It was a unique opportunity; in the previous five years, he’d done no one-to-one press interviews, and although I was not invited there to create a story, I ended up with heaps to write about. In the end, much to my surprise, I spent four hours in his company, and we discussed all manner of issues.
At the time he was under serious pressure, after four defeats in a row, and just days before the vital clash with Manchester United, so all eyes were on him. (The meeting had been scheduled a couple of weeks earlier, before the bad run started.)
Upon my return, and fuelled by an sickness-inducing amount of Red Bull (to go with my own adrenaline overload), I feverishly wrote a 5,000 word piece for my website ready for the next day. Unable to sleep, or switch off my brain, I wrote through the night; every time my head hit the pillow, I thought of something else I didn’t want to forget by the morning.
The article got so many hits it instantly melted the server; a quick technical revamp and the site, which was already a success in my eyes, had loads more hits, and brought in lots of new subscribers.
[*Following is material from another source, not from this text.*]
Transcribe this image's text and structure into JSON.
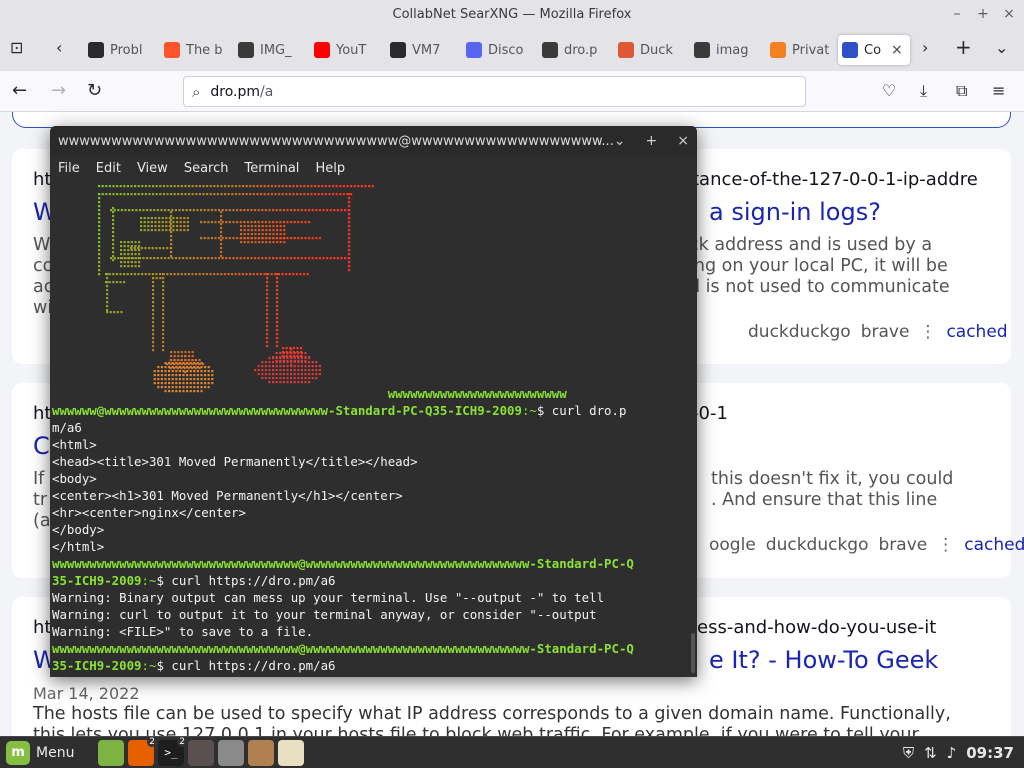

The day after, given the interest surrounding Benítez, several national newspapers mentioned the meeting, but only one – The Independent – name-checked me, which they did several times in a long and accurately reported piece. Others, however, were quite sneering about it, and it showed how little outsiders can understand about a situation. A few days later, the Sunday Mirror called me simply as a “star-struck blogger”, which I found amusing, given my record as an author.
At long last I feel that I have some stability and something approaching a regular, steady income, although instead of checking the position of my books on Amazon on an hourly basis, I’m fretting if I have a day when I get more cancellations than new subscribers. But on the whole, it’s increasing in numbers, gradually but surely. And even if it doesn’t, I’m already beyond my desire for 500 paying members.
The next aim is to get my novel finished (click link to see holding page on my main website; content will be added to it in 2010) and find a publisher; I don’t feel that I have the knowledge to go it alone, although will happily do so as a last resort.
The one publisher I sent it to, earlier this year, was very positive, and eager to read the rest. But when I pointed out that it wasn’t quite finished, they asked me to resubmit when it is, which is fair enough. I’ve had some incredible feedback on what I’ve written so far. Writing fiction is a very different process for me – much slower, choosing every last word carefully, whereas writing about football is more of a free-flowing outpouring.
And so, despite the ups and downs, I’ve had some great experiences as an ‘independent’ in the last four years. I’m not sure I’d recommend it to everyone, but I certainly would to those with sufficient dedication, and maybe one or two loose screws.